Over time, the Wishbone Chair has gained recognition as the ideal chair, capturing the essence of modern Danish design. (Carl Hansen & Søn)
1952 Cow Horn Chair
The short ‘horns’ of the cow horn chair provide a place to rest one’s elbows and make it possible to pull the chair all the way in (to the dining table). The small pieces of wood embedded in the top rail, a feature that Wegner uses here for the first time, add distinction as wel as a larger surface for gluing. (Lars Dybdahl, Furniture Boom)
1963 Shell Chair
The CH07 Shell Chair was created in 1963, but the design was ahead of its time and therefore has patiently waited for the spotlight for a number of decades. Today, it is considered one of Hans J. Wegner’s most iconic and groundbreaking designs. (Carl Hansen & Søn)
1958 Spanish Chair
The chair was launched in 1958, as part of an innovative living space exhibition, in which all tables were removed from the floor to create an open living space. (Spanish Chair)
Aksel Bender Madsen and Ejner Larsen
1949 Metropolitan Chair
The first version of the chair had a seat woven in cane but a year later a version with an upholstered seat was produced (Danish Design Review)
1940 Pelican Chair
In no other design of his is Finn Juhl’s fascination for surrealism more apparent than in the Pelican Chair. Out of all of his many designs, the Pelican Chair was probably the one furthest ahead of its time. When it was presented at the Copenhagen Cabinetmakers’ Guild Exhibition in 1940, it stood out with its unusual shape and sturdy legs. (House of Finn Juhl)
Very few were manufactured and the chair was almost forgotten until we rediscovered and relaunched the chair in 2001.
The characteristic soft and organic shape is almost like a body holding a body. When you sit down, the chair practically gives you a friendly hug. Like many of Finn Juhl’s later designs, the chair offers several comfortable ways to sit. (House of Finn Juhl)
1955 Series 7 Chair
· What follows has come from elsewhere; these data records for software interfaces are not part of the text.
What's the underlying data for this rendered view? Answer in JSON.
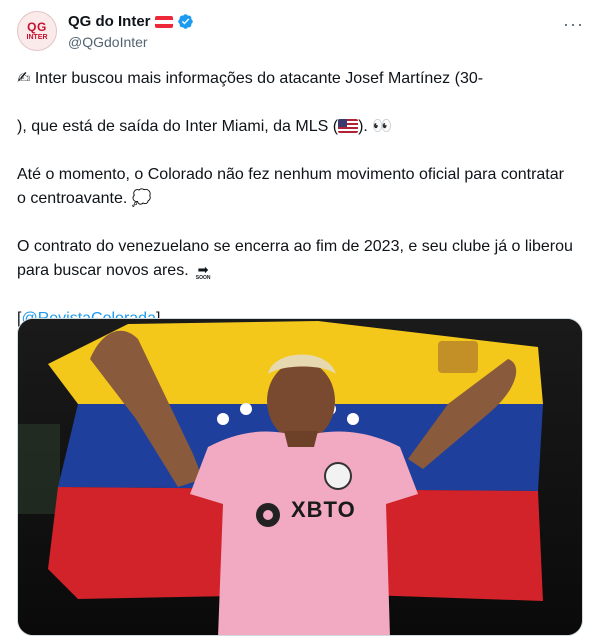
{
  "account": {
    "avatar_text_top": "QG",
    "avatar_text_bottom": "INTER",
    "name": "QG do Inter",
    "handle": "@QGdoInter"
  },
  "tweet": {
    "p1_a": "Inter buscou mais informações do atacante Josef Martínez (30-",
    "p1_b": "),",
    "p1_c": "que está de saída do Inter Miami, da MLS (",
    "p1_d": ").",
    "p1_emoji_writing": "✍",
    "p1_emoji_eyes": "👀",
    "p2": "Até o momento, o Colorado não fez nenhum movimento oficial para contratar o centroavante.",
    "p2_emoji": "💭",
    "p3": "O contrato do venezuelano se encerra ao fim de 2023, e seu clube já o liberou para buscar novos ares.",
    "p3_emoji_arrow": "➡",
    "p3_emoji_text": "SOON",
    "mention_open": "[",
    "mention": "@RevistaColorada",
    "mention_close": "]"
  },
  "media": {
    "jersey_sponsor": "XBTO"
  },
  "colors": {
    "link": "#1d9bf0",
    "verified": "#1d9bf0",
    "jersey_pink": "#f2a9c2",
    "flag_yellow": "#f4c81a",
    "flag_blue": "#1f3f9c",
    "flag_red": "#d2232a"
  },
  "icons": {
    "more": "more-horizontal-icon",
    "verified": "verified-badge-icon"
  }
}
Of all the chairs (imported to Brussels, Luxemburg, and France) it was the Ant and the bestselling Series 7 Chair that won global fame and prevalence, not only in private homes, kitchens, and dining rooms but, atypically, also in auditoriums and study rooms, in canteens, cafes and cafeterias and in churches, offices, receptions, and other public locations.
Gradually the chairs appeared in muitple colors. (Lars Dybdahl, Furniture Boom)
1957 Swan Chair
The Swan Chair and the Drop Chair that follows are both pieces designed by Arne Jacobsen in the late 1950s for the SAS Royal Hotel in Copenhagen, a hotel designed entirely by him.
The influence from Eero Saarinen’s Tulip Chair is evident in the Swan, the first of Jacobsen’s foam plastic shells, but in their lines and mutual interplay, the forms are richer and have greater vitality. (Lars Dybdahl, Furniture Boom)
1959 Drop Chair
In 1956, Danish master Jacobsen was given the opportunity to build ‘the world’s first design hotel’ — the twenty-two storey SAS Royal Hotel, Copenhagen — known all over the world as the hotel in which the architect designed every detail.” (The World’s First Design Hotel)
1960 Panton Chair
In the range of visually stirkcing products and vibrantly colourful rooms and interiors that Verner Panton created from the second half of the 1950s on, he consisstently explored the innovative potential of syntethic materials and cutting-edge technology.
In correspondence with the geometric shapes of Art Concret and in step with the anti-conformist colour system that he developed, the circle, the triangle and the square along with the sphere, the cone and the cube became primary figures throughout Panton’s production. (Lars Dybdahl, Furniture Boom)
1963 GJ Bow Chair
In 1963, Grete Jalk won a British furniture competition — the Daily Mail International Furniture competition with her moulded plywood chair the GJ Bow Chair. That same year, the chair was bought by the Museum of Modern Art in New York where it has remained on permanent exhibition until this day. (Grete Jack)
The so-called GJ chair is constructed of two folded plywood pieces. The deceptively simple construction was achieved through such a complex process of lamination that only about three hundred were produced in the 1960s (the design was reissued in 2009). (MoMA)